Britain on July 6 identified 49 “notorious” individuals and organizations, 20 of them Saudi and 25 Russians, to be sanctioned under its first post-Brexit targeting of accused human rights violators.
The Saudis are listed for their alleged roles in the killing of the journalist Jamal Khashoggi in Turkey and the Russians are listed for their alleged involvement in the death of lawyer Sergei Magnitsky, the Foreign Office said.
One notable name on the list is Saud al-Qahtani, who it is believed oversaw the team that killed Khashoggi in the Saudi consulate in Istanbul in 2018.
Individuals from North Korea were also included on the list and all those named will have their UK assets frozen and travel bans imposed.

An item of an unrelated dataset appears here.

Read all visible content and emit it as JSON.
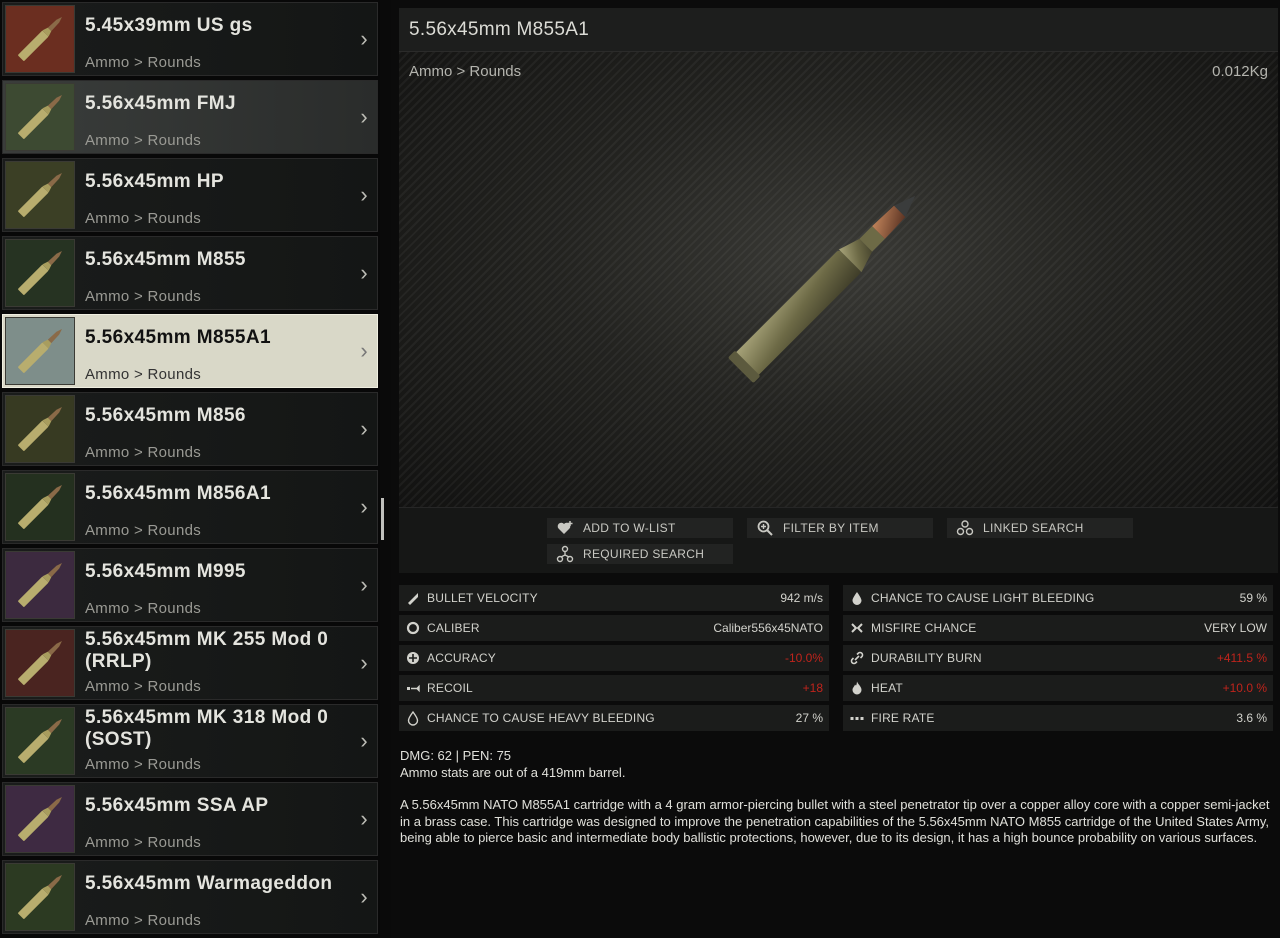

It is the first time Britain has gone it alone and used sanctions to penalize individuals and organizations accused of human rights abuse.
Previously, it has followed European Union and United Nations sanctions regimes.
The new measures were announced by Foreign Secretary Dominic Raab in a statement to the House of Commons.
He said the government would now have the “power to impose sanctions on those involved in the very worst human rights abuses right around the world.
“These sanctions are a forensic tool, they allow us to target perpetrators without punishing the wider people of a country that may be affected.”
The move follows the passage of the 2018 Sanctions Act to set up a post-Brexit sanctions regime.
The decision drew a furious reaction from Russia, marking another low-point between the two countries.
“The Russian side reserves the right to take retaliatory measures in connection with Britain’s hostile decision,” the Russian embassy in London said in a statement without elaborating.
Meanwhile, US Secretary of State Mike Pompeo backed the move as an example of British post-Brexit diplomacy.
“This sanctions regime marks the beginning of a new era for UK sanctions policy and cooperation between our two democracies,” he said in a statement.
Khashoggi was a Saudi journalist based in the United States, whose columns were critical of the Saudi regime. He was killed inside the Saudi consulate in Istanbul.